losing to globetrotters
Last week I did a fun story for Las Vegas Weekly about the team that travels the country losing to the Globetrotters. You can read the whole story on LasVegasWeekly.com, but here's the first part:
The Harlem Globetrotters are cocky bastards. They’re not whimsical, they’re not inspirational, and they’re certainly not American heroes. They’re sadistic bullies who’ll do whatever it takes to win, no matter how cruel or degrading.
I could be biased. See, last week the Globetrotters played the Washington Generals at the Orleans Arena, and I had money riding on the Generals.
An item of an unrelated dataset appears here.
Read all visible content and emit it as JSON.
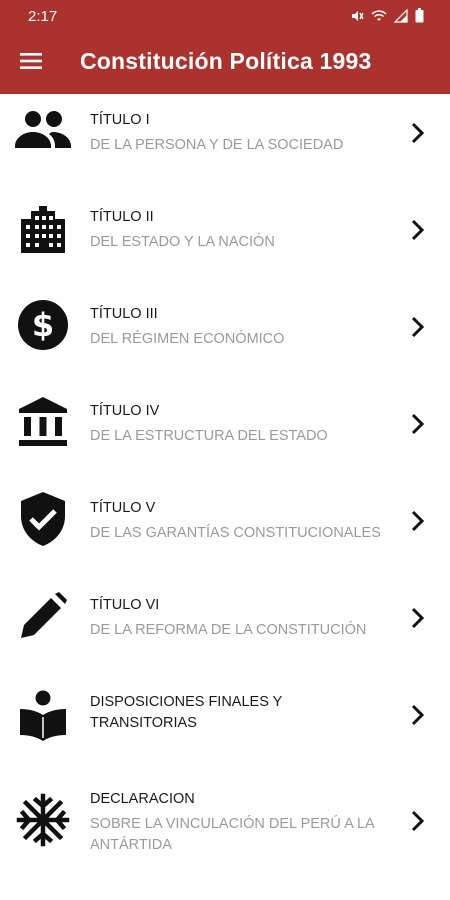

Like Krusty the Clown, who lost his life savings betting on the Generals, I figured the team was due.
You’d think placing a bet on a basketball team that’s three-and-a-half decades into a 10,000-game losing streak would be easy, but none of the sports books in town would take my bet. According to the manager of the Venetian sports book, “Las Vegas casinos only take bets on legitimate sporting competitions, not exhibition events. You can’t bet on the all-star game, and you can’t bet on American Idol.”
“But can’t you make an exception for the Generals? They haven’t won since 1971.”
“Call up an offshore sports book and place a bet with them,” he suggested.
I called my dad instead. He’s a lifelong Globetrotters fan, and was willing to take my bet. We agreed that I’d give him $1 if the Globetrotters won and he’d give me $1,000 if the Generals did.
Before the game, I told Generals team captain Ben Augustine (6’6”, 210 lbs.) about my bet.
“I’ll try my best out there,” he assured me, “but I have to tell you, I’ve been playing with the Generals for four years and haven’t won yet, so I can’t make you any promises.”
“But you’ll try?”
“Of course I’ll try. I always try. Everyone on the team does. Every time we take the court, we do our best to win.”
“But you never have.”
“Not yet—no. But to me, it’s not about winning or losing; it’s about how you play the game. Energy, efforts, hustle, winning loose balls, crashing the boards—that’s what’s most important to me.”
I took my seat at the press table, and the announcer introduced the Washington Generals starting lineup. Children booed. The jeers provoked the Washington Generals coach into grabbing the microphone from the announcer and giving this speech:
“I hope you kids didn’t come here today expecting to see the Globetrotters win, because if you did, you’re going to be sorely disappointed. Today the Washington Generals are going to make history, right here in Las Vegas—the armpit of America.”
I know that sounds bad, but you have to remember where this guy is coming from. He’s been coaching the Generals for years and has yet to win a game. He’s frustrated with the league, and probably with himself. The Las Vegas swipe was textbook Freudian projection, and he shouldn’t be blamed for it.
The announcer cued up “Sweet Georgia Brown” and introduced the Globetrotters, who ran onto the court and into their trademark circle formation. In a desperate, transparent plea for attention, the Trotters passed basketballs behind their backs, rolled them along their arms and spun them on their heads.